The main section and body of your credit report details most of your credit account and payment history's. It includes Information about mortgages, auto loans, credit cards, store cards, student loans and installment loans. Each account includes the name of the company, date the account was opened, credit limit or loan amount, account balance, monthly payment, the most recent payment and the last payment status. The payment status will include the unpaid balance, payment amount and due date. If the account is past due it will have the number of days past due and the current account status (open or closed). This section detailing your credit accounts is very important to look at closely to make sure the information is correct.
The main body of your credit report may contain a lot of accounts in this section. This section will contain credit accounts that you opened a long time ago and paid in full. It also may contain old active accounts with positive payment histories. These accounts actually help boost your credit score so leave those older accounts alone as they help your credit score.
The personal data section also provides a section for consumer statements and alerts. Once you have reviewed your credit report and if you see inaccurate information or If you have been a victim of identity theft you might want to add a comment to this section detailing the date you learned about the theft and the accounts affected. This section where you can comment on any accurate but negative information listed on your credit report. You can also make comment on a credit account because of a payment dispute with a creditor you can give your side of the dispute here.
The last section of your credit report lists inquiries made to your credit history in the past two years. If a company has looked at your credit the inquiry will be listed here. Your credit report may contain inquiries from creditors that you have accounts with such as banks and credit card companies they won't affect your score. Potential employers and landlords may check your credit report as well.
You will also want to take a close look at the current and previous addresses and employers as well as the list of places you lived if something is not correct it could be that another consumer's credit report has been mixed with yours.
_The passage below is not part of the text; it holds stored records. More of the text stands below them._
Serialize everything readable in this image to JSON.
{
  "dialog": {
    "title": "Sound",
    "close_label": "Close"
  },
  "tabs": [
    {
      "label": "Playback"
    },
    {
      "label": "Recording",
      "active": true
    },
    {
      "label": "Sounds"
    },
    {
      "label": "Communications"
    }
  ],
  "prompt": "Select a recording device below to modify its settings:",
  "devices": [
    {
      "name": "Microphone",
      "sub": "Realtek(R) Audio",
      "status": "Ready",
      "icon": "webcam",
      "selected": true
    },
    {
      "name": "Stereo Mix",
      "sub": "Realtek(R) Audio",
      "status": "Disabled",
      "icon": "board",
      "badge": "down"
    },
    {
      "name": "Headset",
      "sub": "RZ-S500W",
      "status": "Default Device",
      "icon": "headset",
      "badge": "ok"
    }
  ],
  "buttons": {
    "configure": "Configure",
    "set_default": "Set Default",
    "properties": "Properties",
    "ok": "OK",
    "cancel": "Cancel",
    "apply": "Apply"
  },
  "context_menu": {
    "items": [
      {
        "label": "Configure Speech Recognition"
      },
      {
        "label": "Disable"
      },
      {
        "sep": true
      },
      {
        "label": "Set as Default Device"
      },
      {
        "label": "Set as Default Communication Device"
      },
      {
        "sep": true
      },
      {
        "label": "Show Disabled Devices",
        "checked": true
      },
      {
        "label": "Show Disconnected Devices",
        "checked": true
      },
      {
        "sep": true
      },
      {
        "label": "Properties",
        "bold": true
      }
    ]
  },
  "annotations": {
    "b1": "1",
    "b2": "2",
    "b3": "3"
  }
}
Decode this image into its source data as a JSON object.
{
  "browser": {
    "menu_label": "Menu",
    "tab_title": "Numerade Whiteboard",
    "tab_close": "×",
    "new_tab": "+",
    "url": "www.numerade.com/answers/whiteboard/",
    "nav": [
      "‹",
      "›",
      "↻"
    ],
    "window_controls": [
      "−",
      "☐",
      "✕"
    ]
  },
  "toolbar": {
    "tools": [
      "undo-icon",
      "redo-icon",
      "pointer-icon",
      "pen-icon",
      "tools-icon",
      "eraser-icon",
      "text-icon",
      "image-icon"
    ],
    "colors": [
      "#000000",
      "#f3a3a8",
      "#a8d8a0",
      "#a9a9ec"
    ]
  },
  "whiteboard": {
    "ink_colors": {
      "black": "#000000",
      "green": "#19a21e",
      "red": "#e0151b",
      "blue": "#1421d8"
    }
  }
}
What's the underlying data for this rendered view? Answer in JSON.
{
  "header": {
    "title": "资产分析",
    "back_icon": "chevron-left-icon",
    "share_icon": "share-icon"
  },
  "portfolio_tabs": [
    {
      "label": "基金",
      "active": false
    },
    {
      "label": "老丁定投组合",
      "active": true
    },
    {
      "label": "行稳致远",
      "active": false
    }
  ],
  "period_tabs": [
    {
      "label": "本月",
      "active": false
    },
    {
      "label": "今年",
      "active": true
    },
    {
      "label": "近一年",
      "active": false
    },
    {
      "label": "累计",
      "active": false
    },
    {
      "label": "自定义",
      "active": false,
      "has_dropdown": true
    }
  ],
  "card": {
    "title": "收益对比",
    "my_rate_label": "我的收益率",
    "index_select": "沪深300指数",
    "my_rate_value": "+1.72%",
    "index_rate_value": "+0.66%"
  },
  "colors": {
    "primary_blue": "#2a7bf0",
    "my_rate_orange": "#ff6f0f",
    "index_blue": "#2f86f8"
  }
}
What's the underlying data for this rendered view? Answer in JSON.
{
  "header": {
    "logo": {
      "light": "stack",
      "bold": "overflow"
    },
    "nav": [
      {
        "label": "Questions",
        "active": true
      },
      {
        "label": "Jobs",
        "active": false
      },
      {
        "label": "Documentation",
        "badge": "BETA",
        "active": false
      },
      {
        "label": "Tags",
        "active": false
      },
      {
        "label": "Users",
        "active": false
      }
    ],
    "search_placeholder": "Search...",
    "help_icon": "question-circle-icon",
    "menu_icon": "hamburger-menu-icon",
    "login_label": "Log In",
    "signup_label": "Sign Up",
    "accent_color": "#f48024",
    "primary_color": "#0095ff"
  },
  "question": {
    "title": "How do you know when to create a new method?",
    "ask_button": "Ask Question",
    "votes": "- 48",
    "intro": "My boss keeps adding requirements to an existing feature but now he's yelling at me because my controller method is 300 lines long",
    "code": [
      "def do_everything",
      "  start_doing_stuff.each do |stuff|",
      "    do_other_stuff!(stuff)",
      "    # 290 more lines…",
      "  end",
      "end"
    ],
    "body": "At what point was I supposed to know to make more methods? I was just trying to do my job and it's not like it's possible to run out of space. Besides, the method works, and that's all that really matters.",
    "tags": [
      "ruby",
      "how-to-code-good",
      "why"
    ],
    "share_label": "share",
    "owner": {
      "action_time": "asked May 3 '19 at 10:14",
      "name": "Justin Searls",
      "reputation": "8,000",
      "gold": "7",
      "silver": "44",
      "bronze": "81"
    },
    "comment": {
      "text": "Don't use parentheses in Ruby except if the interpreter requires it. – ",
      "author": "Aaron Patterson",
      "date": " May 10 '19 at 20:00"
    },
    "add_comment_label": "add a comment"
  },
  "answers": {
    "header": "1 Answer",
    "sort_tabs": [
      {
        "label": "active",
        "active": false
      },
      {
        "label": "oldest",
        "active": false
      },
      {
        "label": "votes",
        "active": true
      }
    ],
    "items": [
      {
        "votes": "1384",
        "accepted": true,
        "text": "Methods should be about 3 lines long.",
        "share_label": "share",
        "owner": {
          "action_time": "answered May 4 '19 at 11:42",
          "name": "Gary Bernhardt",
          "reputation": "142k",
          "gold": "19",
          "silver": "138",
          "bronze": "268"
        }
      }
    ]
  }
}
Or even worse the incorrect information could be an indication that an identity thief has been applying for credit in your name.
There are companies that access consumer credit files on a regular basis include banks and credit card companies like to monitor customers' credit files. The inquiries that impact your credit score are the ones you initiate when you apply for a mortgage loan, auto loans, credit cards or other form of credit. When you fill out an application for credit you give the creditor permission to pull your credit report. Inquiries affect about five to ten percent of your overall credit score.
The three credit reporting agencies obtain the credit data in its credit reports independently of each other. Some creditors do not report to all three credit reporting agencies. This is the main reason why credit reports and files from the three credit bureaus are different. It's important that you understand everything your credit report.
The negative credit information on your credit report will stay on your credit file for seven years or longer. It's important that all public information is accurate. Bankruptcies and tax liens can stay on your credit report for as long as ten years.